(Page and application data records)

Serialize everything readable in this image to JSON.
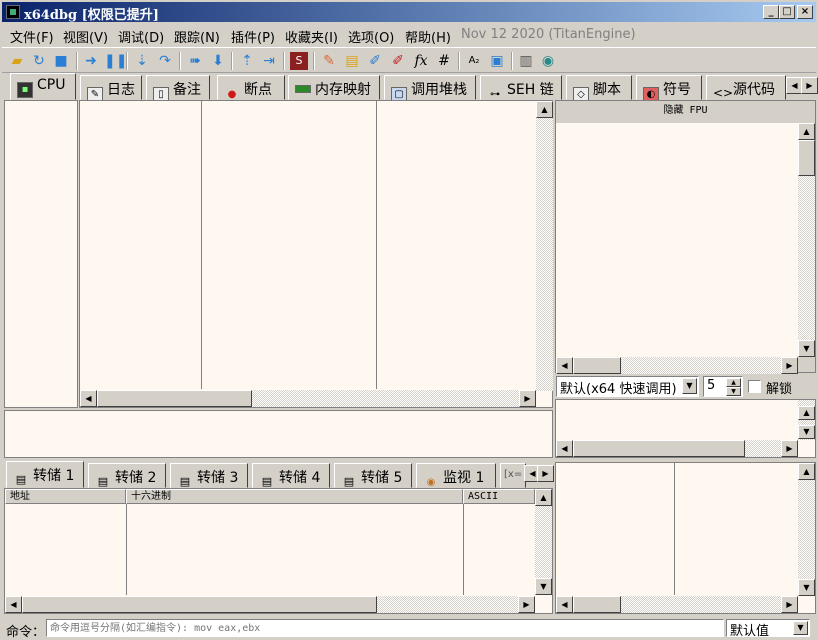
{
  "window": {
    "title": "x64dbg [权限已提升]",
    "min": "_",
    "max": "□",
    "close": "×"
  },
  "menus": [
    "文件(F)",
    "视图(V)",
    "调试(D)",
    "跟踪(N)",
    "插件(P)",
    "收藏夹(I)",
    "选项(O)",
    "帮助(H)"
  ],
  "version_text": "Nov 12 2020 (TitanEngine)",
  "toolbar_icons": [
    "open-icon",
    "restart-icon",
    "stop-icon",
    "run-icon",
    "pause-icon",
    "step-into-icon",
    "step-over-icon",
    "trace-into-icon",
    "trace-over-icon",
    "execute-till-return-icon",
    "run-to-user-code-icon",
    "scylla-icon",
    "patch-icon",
    "comment-icon",
    "label-icon",
    "bookmark-icon",
    "function-icon",
    "hash-icon",
    "strings-icon",
    "calculator-icon",
    "notes-icon",
    "globe-icon"
  ],
  "tabs": [
    "CPU",
    "日志",
    "备注",
    "断点",
    "内存映射",
    "调用堆栈",
    "SEH 链",
    "脚本",
    "符号",
    "源代码"
  ],
  "fpu": {
    "header": "隐藏 FPU",
    "call_convention": "默认(x64 快速调用)",
    "arg_count": "5",
    "unlock_label": "解锁"
  },
  "dump_tabs": [
    "转储 1",
    "转储 2",
    "转储 3",
    "转储 4",
    "转储 5",
    "监视 1",
    "[x="
  ],
  "dump_headers": {
    "address": "地址",
    "hex": "十六进制",
    "ascii": "ASCII"
  },
  "command": {
    "label": "命令：",
    "placeholder": "命令用逗号分隔(如汇编指令): mov eax,ebx",
    "default_label": "默认值"
  }
}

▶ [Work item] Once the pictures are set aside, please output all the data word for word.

▶ [Problem solution]
Serialize everything readable in this image to JSON.
{
  "window": {
    "title": "x64dbg [权限已提升]",
    "min": "_",
    "max": "□",
    "close": "×"
  },
  "menus": [
    "文件(F)",
    "视图(V)",
    "调试(D)",
    "跟踪(N)",
    "插件(P)",
    "收藏夹(I)",
    "选项(O)",
    "帮助(H)"
  ],
  "version_text": "Nov 12 2020 (TitanEngine)",
  "toolbar_icons": [
    "open-icon",
    "restart-icon",
    "stop-icon",
    "run-icon",
    "pause-icon",
    "step-into-icon",
    "step-over-icon",
    "trace-into-icon",
    "trace-over-icon",
    "execute-till-return-icon",
    "run-to-user-code-icon",
    "scylla-icon",
    "patch-icon",
    "comment-icon",
    "label-icon",
    "bookmark-icon",
    "function-icon",
    "hash-icon",
    "strings-icon",
    "calculator-icon",
    "notes-icon",
    "globe-icon"
  ],
  "tabs": [
    "CPU",
    "日志",
    "备注",
    "断点",
    "内存映射",
    "调用堆栈",
    "SEH 链",
    "脚本",
    "符号",
    "源代码"
  ],
  "fpu": {
    "header": "隐藏 FPU",
    "call_convention": "默认(x64 快速调用)",
    "arg_count": "5",
    "unlock_label": "解锁"
  },
  "dump_tabs": [
    "转储 1",
    "转储 2",
    "转储 3",
    "转储 4",
    "转储 5",
    "监视 1",
    "[x="
  ],
  "dump_headers": {
    "address": "地址",
    "hex": "十六进制",
    "ascii": "ASCII"
  },
  "command": {
    "label": "命令：",
    "placeholder": "命令用逗号分隔(如汇编指令): mov eax,ebx",
    "default_label": "默认值"
  }
}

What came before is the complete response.